July 6, 2005

Amid protests G8 meets, split on Africa and climate

By Sean Maguire

GLENEAGLES, Scotland (Reuters) - Protesters clashed on
Wednesday with police protecting the world's most powerful
leaders who arrived for a Group of Eight summit still divided
over tackling climate change and helping Africa.

Hooded activists smashed car windows and fought with riot
police in the nearby town of Stirling while others set up
impromptu barricades on the roads around the heavily guarded
complex hosting the summit of G8 leaders.

Police made 60 arrests as anti-capitalist, anarchist and
environmentalist groups sought to capture the protest limelight
that has until now been occupied by thousands of campaigners
pressing for an end to poverty in Africa.

G8 leaders were flown by helicopter to the luxury
Gleneagles hotel complex over the heads of hundreds of
demonstrators who rallied against a steel fence protected by
mounted police.

Inside, celebrity anti-poverty campaigners pressed British
Prime Minister Tony Blair to overcome opposition from other
leaders to doubling aid to Africa to $50 billion a year,
opening world markets to African goods and cancelling debt.

"Not to get poverty stopped would be a terrible, terrible
human failure," said Bob Geldof, rock star and prime mover
behind the "Live 8" concerts that ringed the globe on Saturday.

Standing beside Blair and Bono, lead singer of U2, Geldof
said there was still time to fight for a better deal and
British sources said talks were continuing on aid and trade
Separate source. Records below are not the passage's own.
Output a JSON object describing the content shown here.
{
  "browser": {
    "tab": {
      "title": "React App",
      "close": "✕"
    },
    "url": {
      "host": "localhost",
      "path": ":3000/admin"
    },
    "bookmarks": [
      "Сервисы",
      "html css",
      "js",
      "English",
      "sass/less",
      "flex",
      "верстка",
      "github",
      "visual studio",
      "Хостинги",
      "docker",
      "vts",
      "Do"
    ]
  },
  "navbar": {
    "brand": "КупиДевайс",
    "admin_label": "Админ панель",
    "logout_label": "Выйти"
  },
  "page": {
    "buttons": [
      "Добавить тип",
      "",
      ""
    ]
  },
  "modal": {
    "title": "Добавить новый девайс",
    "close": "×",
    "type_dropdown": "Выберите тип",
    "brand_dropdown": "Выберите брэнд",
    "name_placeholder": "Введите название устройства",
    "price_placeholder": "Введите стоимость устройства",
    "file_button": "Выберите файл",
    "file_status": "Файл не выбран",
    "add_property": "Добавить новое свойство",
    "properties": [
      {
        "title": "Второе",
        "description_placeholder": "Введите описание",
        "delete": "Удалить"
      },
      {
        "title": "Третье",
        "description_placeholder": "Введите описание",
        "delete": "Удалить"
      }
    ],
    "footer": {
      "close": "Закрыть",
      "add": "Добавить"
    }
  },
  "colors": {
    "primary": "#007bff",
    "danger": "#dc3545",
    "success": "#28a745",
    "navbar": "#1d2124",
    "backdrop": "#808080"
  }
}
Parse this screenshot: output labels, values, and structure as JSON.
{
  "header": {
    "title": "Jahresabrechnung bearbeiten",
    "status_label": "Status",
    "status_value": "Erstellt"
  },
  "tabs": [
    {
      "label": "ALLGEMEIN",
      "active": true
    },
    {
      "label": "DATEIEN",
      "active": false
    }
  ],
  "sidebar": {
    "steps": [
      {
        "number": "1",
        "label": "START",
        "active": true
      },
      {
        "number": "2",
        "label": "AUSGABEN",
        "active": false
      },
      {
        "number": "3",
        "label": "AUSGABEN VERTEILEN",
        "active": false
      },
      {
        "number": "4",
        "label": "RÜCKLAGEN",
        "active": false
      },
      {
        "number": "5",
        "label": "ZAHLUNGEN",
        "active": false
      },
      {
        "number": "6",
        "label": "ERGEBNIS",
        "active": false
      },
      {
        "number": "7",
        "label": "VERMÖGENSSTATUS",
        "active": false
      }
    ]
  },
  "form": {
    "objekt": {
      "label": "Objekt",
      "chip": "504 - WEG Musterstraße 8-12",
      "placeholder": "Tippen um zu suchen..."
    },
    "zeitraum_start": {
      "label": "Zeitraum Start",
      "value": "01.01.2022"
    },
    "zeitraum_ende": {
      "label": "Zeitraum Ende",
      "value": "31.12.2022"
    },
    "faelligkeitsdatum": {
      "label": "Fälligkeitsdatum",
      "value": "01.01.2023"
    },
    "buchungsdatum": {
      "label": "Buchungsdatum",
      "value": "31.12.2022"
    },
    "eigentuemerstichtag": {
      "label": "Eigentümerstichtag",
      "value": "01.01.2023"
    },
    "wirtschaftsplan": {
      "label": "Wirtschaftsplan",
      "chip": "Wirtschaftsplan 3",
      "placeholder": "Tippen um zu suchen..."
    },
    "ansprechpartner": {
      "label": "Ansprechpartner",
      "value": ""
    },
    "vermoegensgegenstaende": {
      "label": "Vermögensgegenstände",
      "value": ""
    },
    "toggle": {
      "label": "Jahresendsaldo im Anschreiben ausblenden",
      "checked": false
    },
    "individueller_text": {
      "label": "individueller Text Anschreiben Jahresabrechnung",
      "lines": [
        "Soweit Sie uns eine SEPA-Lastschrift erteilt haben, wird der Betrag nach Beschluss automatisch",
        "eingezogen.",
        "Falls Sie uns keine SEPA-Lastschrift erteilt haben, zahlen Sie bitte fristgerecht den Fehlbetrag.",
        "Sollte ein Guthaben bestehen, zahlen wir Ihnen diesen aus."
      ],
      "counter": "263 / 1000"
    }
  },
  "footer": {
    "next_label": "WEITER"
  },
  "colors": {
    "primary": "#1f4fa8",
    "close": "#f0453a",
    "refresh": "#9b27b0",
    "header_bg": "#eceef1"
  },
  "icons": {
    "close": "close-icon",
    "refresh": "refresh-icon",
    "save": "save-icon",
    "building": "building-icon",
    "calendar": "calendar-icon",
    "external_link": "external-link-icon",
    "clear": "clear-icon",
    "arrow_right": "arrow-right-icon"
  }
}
Blair already has a debt relief deal in his pocket and
should secure some promises on extra aid, though not in amounts
aid agencies believe are needed to raise Africa from poverty.

He will not get the ambitious deal he wanted on financing
long-term development for Africa and faces opposition from the
United States on his other goal -- a deal to combat the harmful
emissions that most scientists say are warming the earth.


President Bush said he would propose a worldwide effort to
invest in alternatives to oil and gas as Washington's answer to
the challenge of climate change.

"Listen, the United States, for national security reasons
and economic security, needs to diversify away from fossil
fuels. And so we've put out a strategy to do just that. I can't
wait to share it with our G8 friends," the U.S. president said.

Bush, in a new emphasis in U.S. policy, acknowledged more
loudly than before humans were to blame for climate change and
said it was in Washington's interests to respond.

"I recognize the surface of the Earth is warmer, and that
an increase in greenhouse gases caused by humans is
contributing to the problem," he told a news conference.

Critics deride as insufficient the U.S. reliance on
technological fixes to global warming rather than the emissions
caps agreed by other G8 countries under the Kyoto protocol.

Negotiators said the climate change communique remains
unfinished, with France demanding mention of the Kyoto treaty,
which all G8 countries except the United States have signed.

"Kyoto will be mentioned, but I don't exclude that there
will again be discussions on removing it," said German G8
negotiator Bernd Pfaffenbach.


The opening of the summit, which starts with a dinner
hosted by Britain's Queen Elizabeth, was overshadowed by
London's victory over rivals Paris to host the 2012 summer
Olympic games.

Blair and French President Jacques Chirac are locked in a
bitter dispute over the European Union. But Blair denied
tension between the leaders would mar the summit, saying France
had given strong backing on climate change and Africa.

"Whatever differences we have in other areas, in those
areas they have been tremendously helpful, France, even in the
last few days in trying to get agreement," Blair said.

The leaders are expected to write off more than $40 billion
in debt to 18 mainly sub-Saharan African states, with another
20 countries potentially eligible later.

Aid agencies say even that will do little to overcome
Africa's problems. They argue that 62 countries need 100
percent debt relief if they are to meet the goals agreed at the
United Nations of halving poverty and disease by 2015.

A "Live 8" rock concert in the Scottish capital Edinburgh
later on Wednesday was intended to add to pressure on the
leaders of Britain, France, Germany, Japan, Russia, Italy,
Canada and the United States.


Concerns over energy were underscored in the draft
declaration on economic issues, which was shown to Reuters.

German Chancellor Gerhard Schroeder has insisted that the
G8 be seen to act over oil prices. But there were few concrete
measures in the draft declaration, which is expected to be
changed little by the leaders in their discussions.

The draft says the G8 objects to high oil prices and wants
clear information on oil reserves to counter speculation in the
markets that may damage global economic growth.

Oil prices rose to a record of $60.95 a barrel last week,
driven by high demand, notably from China.